Every line of the entries below that mentions "true" is to be copied out.

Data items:
────────

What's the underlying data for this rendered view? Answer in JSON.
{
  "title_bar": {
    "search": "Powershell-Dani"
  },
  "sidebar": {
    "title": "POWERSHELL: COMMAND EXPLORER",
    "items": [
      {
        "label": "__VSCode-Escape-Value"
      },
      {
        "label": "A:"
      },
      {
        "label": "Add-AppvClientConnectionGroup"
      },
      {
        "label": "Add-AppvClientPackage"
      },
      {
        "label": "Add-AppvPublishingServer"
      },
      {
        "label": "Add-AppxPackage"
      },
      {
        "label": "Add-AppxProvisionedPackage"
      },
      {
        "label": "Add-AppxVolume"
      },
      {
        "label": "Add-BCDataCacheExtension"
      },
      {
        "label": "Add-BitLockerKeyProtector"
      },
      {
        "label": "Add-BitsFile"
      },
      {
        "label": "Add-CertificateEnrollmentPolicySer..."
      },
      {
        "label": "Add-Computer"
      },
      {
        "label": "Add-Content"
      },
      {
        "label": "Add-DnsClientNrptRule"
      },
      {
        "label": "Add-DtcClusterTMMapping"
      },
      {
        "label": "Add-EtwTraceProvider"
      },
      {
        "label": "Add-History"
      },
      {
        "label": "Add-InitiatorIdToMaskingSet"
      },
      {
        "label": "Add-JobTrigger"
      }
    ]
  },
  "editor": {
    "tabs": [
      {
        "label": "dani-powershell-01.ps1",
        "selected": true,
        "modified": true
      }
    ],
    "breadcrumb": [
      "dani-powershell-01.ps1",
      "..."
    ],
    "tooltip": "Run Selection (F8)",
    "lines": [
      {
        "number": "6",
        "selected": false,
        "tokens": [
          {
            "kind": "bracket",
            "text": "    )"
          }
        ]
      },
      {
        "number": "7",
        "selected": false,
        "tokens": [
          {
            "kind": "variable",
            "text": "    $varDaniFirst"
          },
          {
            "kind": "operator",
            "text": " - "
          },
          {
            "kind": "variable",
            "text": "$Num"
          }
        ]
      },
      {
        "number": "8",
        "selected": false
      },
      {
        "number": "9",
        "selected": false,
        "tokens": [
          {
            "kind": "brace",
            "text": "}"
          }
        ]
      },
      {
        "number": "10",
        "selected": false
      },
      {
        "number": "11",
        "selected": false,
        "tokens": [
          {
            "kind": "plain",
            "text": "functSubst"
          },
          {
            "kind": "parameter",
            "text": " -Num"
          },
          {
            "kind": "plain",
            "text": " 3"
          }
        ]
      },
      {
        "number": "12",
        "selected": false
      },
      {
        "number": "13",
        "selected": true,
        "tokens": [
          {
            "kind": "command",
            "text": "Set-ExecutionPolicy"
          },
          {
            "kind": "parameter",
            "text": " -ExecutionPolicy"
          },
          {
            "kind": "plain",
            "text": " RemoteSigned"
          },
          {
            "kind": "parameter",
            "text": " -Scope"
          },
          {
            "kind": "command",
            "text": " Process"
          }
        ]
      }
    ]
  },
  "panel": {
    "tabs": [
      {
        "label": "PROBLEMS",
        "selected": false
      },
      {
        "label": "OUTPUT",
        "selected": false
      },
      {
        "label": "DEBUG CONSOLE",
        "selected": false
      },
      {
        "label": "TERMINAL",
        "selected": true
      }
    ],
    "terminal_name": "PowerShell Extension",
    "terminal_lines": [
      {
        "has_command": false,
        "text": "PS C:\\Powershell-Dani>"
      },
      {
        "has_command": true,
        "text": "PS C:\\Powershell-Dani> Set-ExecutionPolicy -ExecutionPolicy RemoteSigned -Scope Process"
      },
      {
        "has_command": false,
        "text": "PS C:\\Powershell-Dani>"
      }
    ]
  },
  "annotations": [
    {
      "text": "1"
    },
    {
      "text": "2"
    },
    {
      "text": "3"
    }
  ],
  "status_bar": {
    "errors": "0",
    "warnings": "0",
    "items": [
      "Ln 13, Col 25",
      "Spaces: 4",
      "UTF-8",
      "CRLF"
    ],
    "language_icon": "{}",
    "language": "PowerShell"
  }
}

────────

RESPONSE TO THE TASK:
        "selected": true,
        "modified": true
        "selected": true,
        "selected": true
        "has_command": true,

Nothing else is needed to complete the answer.